GIVEN INFORMATION:
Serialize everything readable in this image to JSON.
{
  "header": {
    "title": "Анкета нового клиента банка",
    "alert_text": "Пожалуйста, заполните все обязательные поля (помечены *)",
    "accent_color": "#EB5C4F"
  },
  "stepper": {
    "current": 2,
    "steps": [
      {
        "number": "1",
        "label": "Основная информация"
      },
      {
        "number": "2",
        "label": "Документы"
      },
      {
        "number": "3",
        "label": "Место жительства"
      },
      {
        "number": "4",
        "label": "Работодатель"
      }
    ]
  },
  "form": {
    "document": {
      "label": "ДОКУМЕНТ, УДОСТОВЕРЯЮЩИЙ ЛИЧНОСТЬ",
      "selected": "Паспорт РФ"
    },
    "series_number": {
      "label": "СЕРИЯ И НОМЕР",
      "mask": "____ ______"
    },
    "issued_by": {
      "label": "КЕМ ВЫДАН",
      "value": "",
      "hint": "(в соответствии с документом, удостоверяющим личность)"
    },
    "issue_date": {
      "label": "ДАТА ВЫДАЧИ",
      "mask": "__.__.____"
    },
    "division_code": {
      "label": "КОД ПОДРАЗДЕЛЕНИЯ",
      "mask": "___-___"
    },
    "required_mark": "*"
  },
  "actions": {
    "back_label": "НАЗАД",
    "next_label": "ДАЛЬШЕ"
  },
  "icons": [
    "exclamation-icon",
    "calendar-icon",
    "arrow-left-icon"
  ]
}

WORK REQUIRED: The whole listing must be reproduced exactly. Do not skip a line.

ANSWER TO THE EXERCISE:
Serialize everything readable in this image to JSON.
{
  "header": {
    "title": "Анкета нового клиента банка",
    "alert_text": "Пожалуйста, заполните все обязательные поля (помечены *)",
    "accent_color": "#EB5C4F"
  },
  "stepper": {
    "current": 2,
    "steps": [
      {
        "number": "1",
        "label": "Основная информация"
      },
      {
        "number": "2",
        "label": "Документы"
      },
      {
        "number": "3",
        "label": "Место жительства"
      },
      {
        "number": "4",
        "label": "Работодатель"
      }
    ]
  },
  "form": {
    "document": {
      "label": "ДОКУМЕНТ, УДОСТОВЕРЯЮЩИЙ ЛИЧНОСТЬ",
      "selected": "Паспорт РФ"
    },
    "series_number": {
      "label": "СЕРИЯ И НОМЕР",
      "mask": "____ ______"
    },
    "issued_by": {
      "label": "КЕМ ВЫДАН",
      "value": "",
      "hint": "(в соответствии с документом, удостоверяющим личность)"
    },
    "issue_date": {
      "label": "ДАТА ВЫДАЧИ",
      "mask": "__.__.____"
    },
    "division_code": {
      "label": "КОД ПОДРАЗДЕЛЕНИЯ",
      "mask": "___-___"
    },
    "required_mark": "*"
  },
  "actions": {
    "back_label": "НАЗАД",
    "next_label": "ДАЛЬШЕ"
  },
  "icons": [
    "exclamation-icon",
    "calendar-icon",
    "arrow-left-icon"
  ]
}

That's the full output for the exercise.